One of the wonderful things about Bryce Canyon is that even though hiking is the best way to explore it, you don't have to be an advanced backpacker to really get to know the park. There are ample opportunities to experience much of the park on easy walks, and many people see the park from the back of a mule or horse. In the winter, the park's trails are open to snowshoers and cross-country skiers.
Several national adventure tour operators offer guided hiking, backpacking, and biking trips in and near the park.
Remember that all trails below the rim have at least some steep grades, so you should wear hiking boots with a traction tread and good ankle support to avoid ankle injuries, the most common accidents in the park. During the hot summer months, you'll want to hike either early or late in the day. Not only is it cooler at those times, but there are also fewer people on the trails, and the morning and late afternoon lighting on the hoodoos can produce dramatic effects. Bryce's rangers have recently stopped rating hiking trails as to their difficulty, saying that what is easy for one person may be difficult for another. Ratings here are provided by the authors and other experienced hikers, and are entirely subjective.
Note: "RT" stands for round-trip in the trail listings.
Beating the Heat -- The lower you drop below the rim, the hotter it gets; so carry water and dress in layers that can be easily removed and carried as the temperature rises.

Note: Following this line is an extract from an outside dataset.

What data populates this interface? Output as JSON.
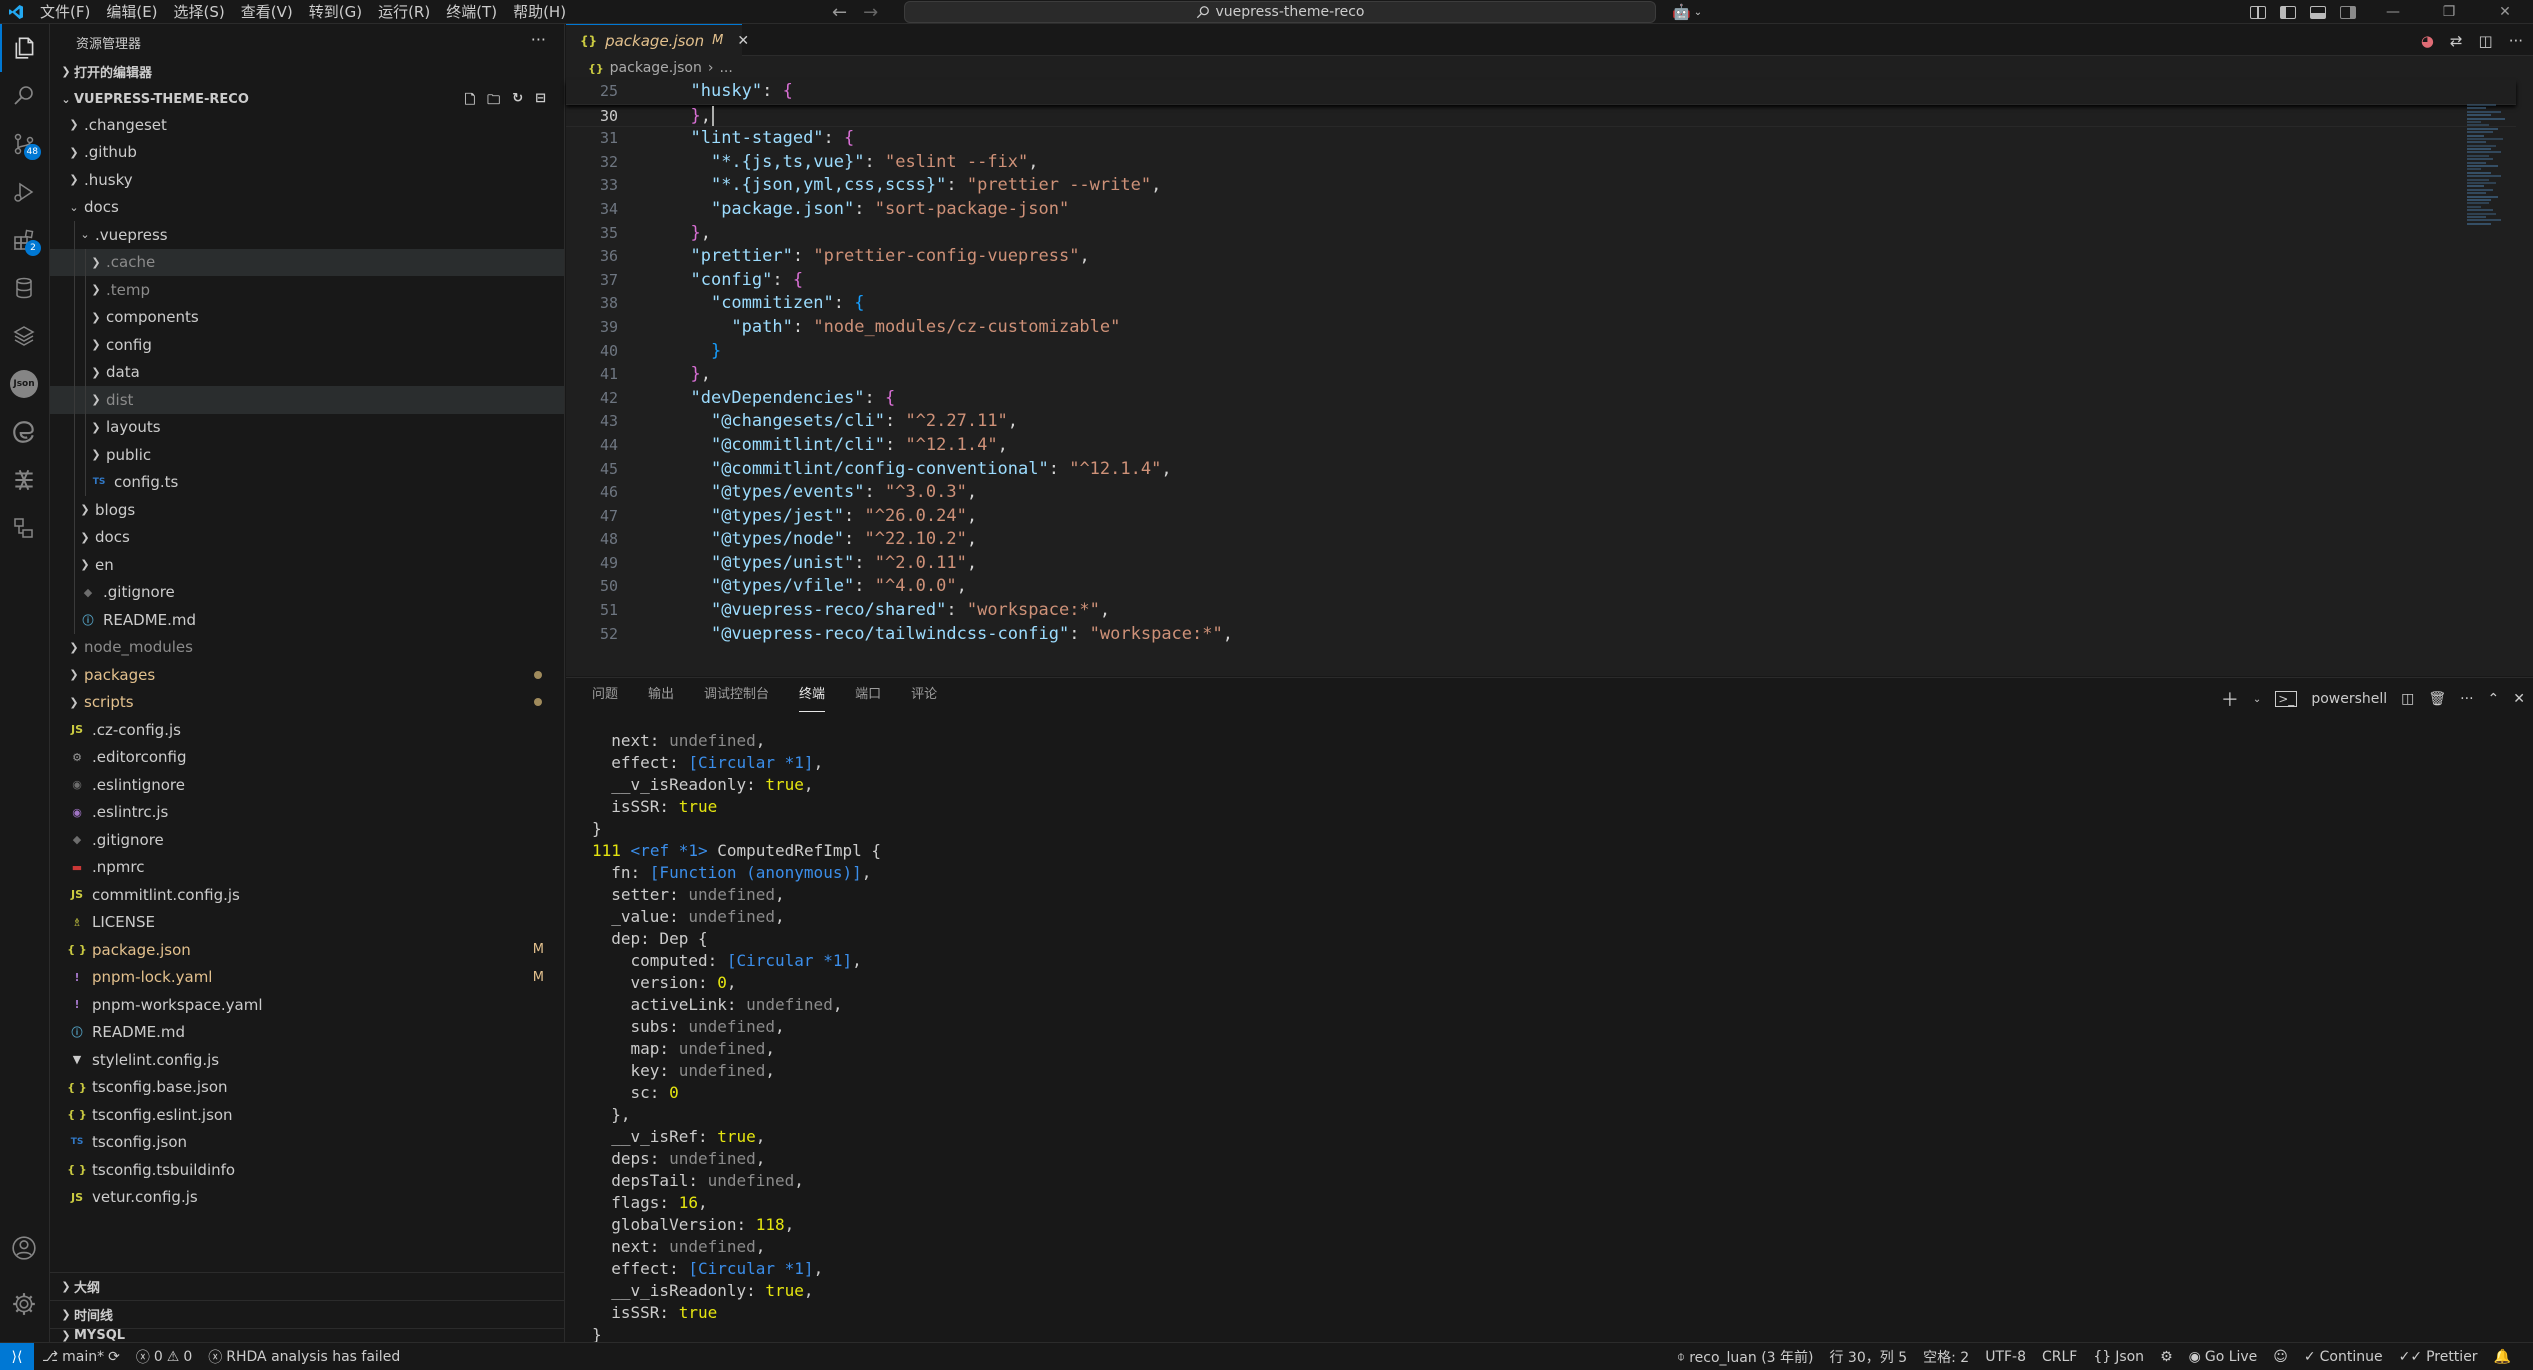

Note: This information was accurate when it was published, but can change without notice. Please be sure to confirm all rates and details directly with the companies in question before planning your trip.